CBS News ran a story this week about the departure of several individual health insurance carriers from the child-only individual market. The story highlights the situation of a family with a daughter who has been unable to get underwritten health insurance because of some early childhood brain procedures. They were hoping that the arrival of guaranteed issue health insurance for children today would mean that they could get a policy for their daughter, but apparently they wanted to get a child-only policy for her, and most of the major carriers in Colorado have pulled out of the child-only market.
The CBS story doesn’t go into much detail, but it implies that the family will not be able to get health insurance for their daughter because of the lack of availability of child-only policies.
I don’t know anything more about the family than what was included in the CBS video. I don’t know their income or family size, but I do know that there are still, and have always been, options in Colorado for children who need health insurance – even those with pre-existing conditions.
The story seems to be saying that the family hasn’t had any options in the past:
“The family was filled with hope by this unqualified promise: (cut to clip of President Obama) No more discriminating against children with pre-existing conditions, those days are over.
(Cut to Toby Serrano – the father) When Health Reform passed, I saw a light at the end of the tunnel.”
Our healthcare system is very complicated, and the options for the Serrano’s may not be obvious to them. But in the past year, Mr. Serrano has explained his situation on major news outlets like the Denver Post, the Huffington Post, 9news, etc. He does actually have options for Maria:
Option #1 – Family Coverage
The most obvious answer is to have a parent apply for a policy along with the child. No carriers have left the family coverage market, and all carriers are required to accept children starting today, as long as they are applying for a policy that is currently being marketed. This means that while children can’t apply for child-only policies with carriers that are no longer selling them, they can apply as part of a family policy – which all carriers are still offering – and coverage is guaranteed issue (assuming at least one parent is approved for coverage). The vast majority of children who apply for individual health insurance do so as dependents on a parent’s policy. In the past, those children had to go through medical underwriting just like the parents, but that is no longer the case. This is a huge step forward, but it seems to have been lost in the noise about carriers leaving the child-only market.
Option #2 – Cover Colorado

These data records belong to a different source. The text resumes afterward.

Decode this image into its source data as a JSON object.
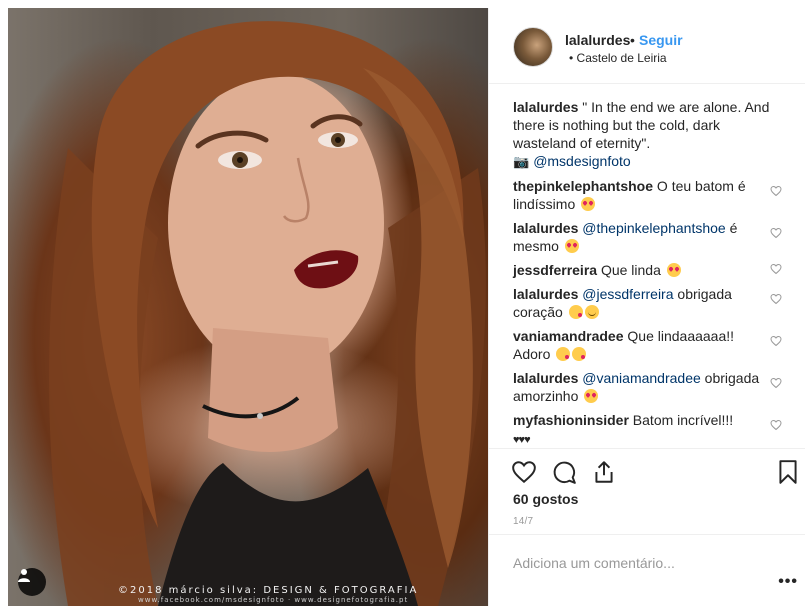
{
  "photo": {
    "credit": "©2018 márcio silva: DESIGN & FOTOGRAFIA",
    "credit_sub": "www.facebook.com/msdesignfoto · www.designefotografia.pt"
  },
  "header": {
    "username": "lalalurdes",
    "dot": "•",
    "follow": "Seguir",
    "location": "• Castelo de Leiria"
  },
  "caption": {
    "user": "lalalurdes",
    "text": " \" In the end we are alone. And there is nothing but the cold, dark wasteland of eternity\".",
    "mention": "@msdesignfoto"
  },
  "comments": [
    {
      "user": "thepinkelephantshoe",
      "text": " O teu batom é lindíssimo",
      "emojis": [
        "heart-eyes"
      ]
    },
    {
      "user": "lalalurdes",
      "mention": "@thepinkelephantshoe",
      "text": " é mesmo",
      "emojis": [
        "heart-eyes"
      ]
    },
    {
      "user": "jessdferreira",
      "text": " Que linda",
      "emojis": [
        "heart-eyes"
      ]
    },
    {
      "user": "lalalurdes",
      "mention": "@jessdferreira",
      "text": " obrigada coração",
      "emojis": [
        "kiss",
        "smile"
      ]
    },
    {
      "user": "vaniamandradee",
      "text": " Que lindaaaaaa!! Adoro",
      "emojis": [
        "kiss",
        "kiss"
      ]
    },
    {
      "user": "lalalurdes",
      "mention": "@vaniamandradee",
      "text": " obrigada amorzinho",
      "emojis": [
        "heart-eyes"
      ]
    },
    {
      "user": "myfashioninsider",
      "text": " Batom incrível!!!",
      "extra": "♥♥♥"
    }
  ],
  "likes": "60 gostos",
  "date": "14/7",
  "add_comment": {
    "placeholder": "Adiciona um comentário..."
  },
  "more": "•••",
  "colors": {
    "link": "#3897f0",
    "mention": "#003569",
    "muted": "#999999"
  }
}
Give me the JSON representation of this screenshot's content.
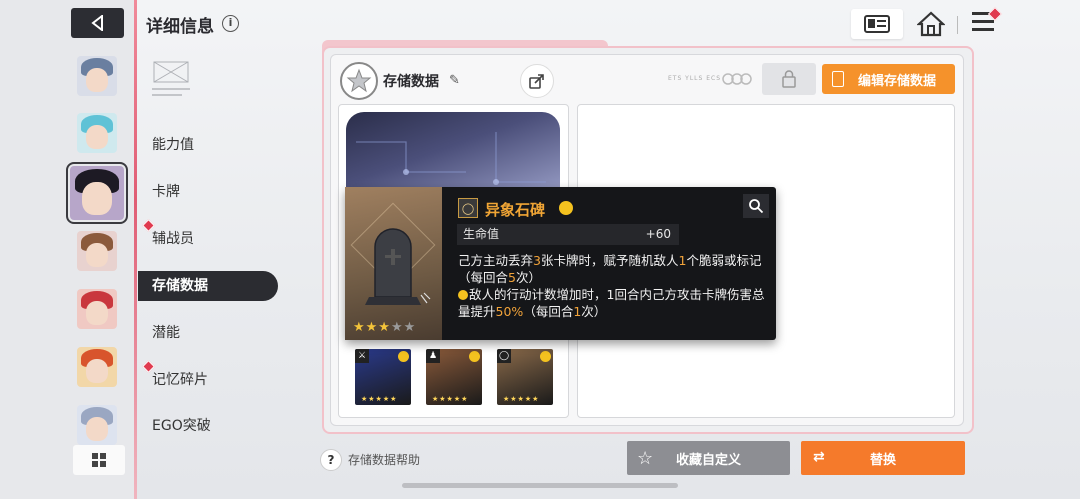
{
  "header": {
    "title": "详细信息",
    "info_glyph": "i"
  },
  "sidebar": {
    "avatars": [
      {
        "name": "avatar-1",
        "hair": "#6a7fa0",
        "bg": "#d9dde8"
      },
      {
        "name": "avatar-2",
        "hair": "#5fc2d6",
        "bg": "#cfe9ee"
      },
      {
        "name": "avatar-3",
        "hair": "#1d1a24",
        "bg": "#b7a6c9"
      },
      {
        "name": "avatar-4",
        "hair": "#8b5a3c",
        "bg": "#e8d2cf"
      },
      {
        "name": "avatar-5",
        "hair": "#c9373d",
        "bg": "#f0c9c3"
      },
      {
        "name": "avatar-6",
        "hair": "#d8542c",
        "bg": "#f2d7a8"
      },
      {
        "name": "avatar-7",
        "hair": "#9aa7c2",
        "bg": "#dde3ef"
      }
    ]
  },
  "nav": {
    "items": [
      {
        "label": "能力值",
        "badge": false
      },
      {
        "label": "卡牌",
        "badge": false
      },
      {
        "label": "辅战员",
        "badge": true
      },
      {
        "label": "存储数据",
        "badge": false,
        "active": true
      },
      {
        "label": "潜能",
        "badge": false
      },
      {
        "label": "记忆碎片",
        "badge": true
      },
      {
        "label": "EGO突破",
        "badge": false
      }
    ]
  },
  "panel": {
    "title": "存储数据",
    "edit_label": "编辑存储数据",
    "tiny_text": "ETS YLLS ECS"
  },
  "tooltip": {
    "name": "异象石碑",
    "stat_label": "生命值",
    "stat_value": "+60",
    "desc1_a": "己方主动丢弃",
    "desc1_n1": "3",
    "desc1_b": "张卡牌时，赋予随机敌人",
    "desc1_n2": "1",
    "desc1_c": "个脆弱或标记（每回合",
    "desc1_n3": "5",
    "desc1_d": "次）",
    "desc2_a": "敌人的行动计数增加时，1回合内己方攻击卡牌伤害总量提升",
    "desc2_n1": "50%",
    "desc2_b": "（每回合",
    "desc2_n2": "1",
    "desc2_c": "次）",
    "stars_on": "★★★",
    "stars_off": "★★"
  },
  "relics": [
    {
      "icon": "sword-icon",
      "glyph": "⚔",
      "bg": "#2a3a8c",
      "stars": "★★★★★"
    },
    {
      "icon": "armor-icon",
      "glyph": "♟",
      "bg": "#8a5a3a",
      "stars": "★★★★★"
    },
    {
      "icon": "ring-icon",
      "glyph": "◯",
      "bg": "#8a6a4a",
      "stars": "★★★★★"
    }
  ],
  "footer": {
    "help_glyph": "?",
    "help_label": "存储数据帮助",
    "fav_label": "收藏自定义",
    "replace_label": "替换"
  },
  "colors": {
    "accent_orange": "#f5922b",
    "replace_orange": "#f57a2b",
    "highlight": "#f1a33a",
    "alert_red": "#e03a4f"
  }
}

I don’t know why the family CBS highlighted was specifically interested in a child-only policy for their daughter. But even if that’s what they prefer, Cover Colorado is – and has been for years – a good option for both children and adults who need guaranteed issue health insurance. For a child in the Denver area, a $1000 deductible policy with Cover Colorado is $200/month (with discounts based on family income that go as low as $143/month for families earning less than $40,000/year). For a $2000 deductible, the premium is $154/month (discounted premium as low as $110/month). If the major individual carriers were still offering child-only policies (now on a guaranteed issue basis) I cannot imagine a scenario in which private, for-profit carriers would be offering policies that were any less expensive than these rates from Cover Colorado.
Option #3 – CHP+
If families are unable to afford Cover Colorado, they may be able to qualify for Medicaid or Child Health Plan Plus. Children in a family of four can qualify for CHP+ if the family income is less than $55,128/year (and some expenses – alimony, child support, health insurance premiums, child care, elder care, medical expenses and dental expenses – can be subtracted from income before eligibility is determined). It would seem reasonable to expect that if a family of four is earning more than the $55,128 cut off, they could afford the premiums for Cover Colorado.
As I said, I have no knowledge of this particular family’s situation. But child-only policies have always been rare, and there is usually another option for those children to obtain coverage. They can be covered as a dependent on a parent’s policy (which can now include policies in the individual market), by Cover Colorado, or possibly by Medicaid or CHP+. Even situations like Thomas Wilkes, who was maxing out the lifetime caps, now has a solution because Healthcare Reform has removed lifetime maximums.
There is a long way to go, and this situation is frustrating. But if you ever hear anybody say they have no options to get their child covered in Colorado, please pass this information along. I hope Mr. Serrano signs Maria up for some health insurance immediately, whether it is on a family policy with him, Cover Colorado, or CHP+. We should not be hearing anymore stories about uninsured children simply because their parents aren’t aware of the options available.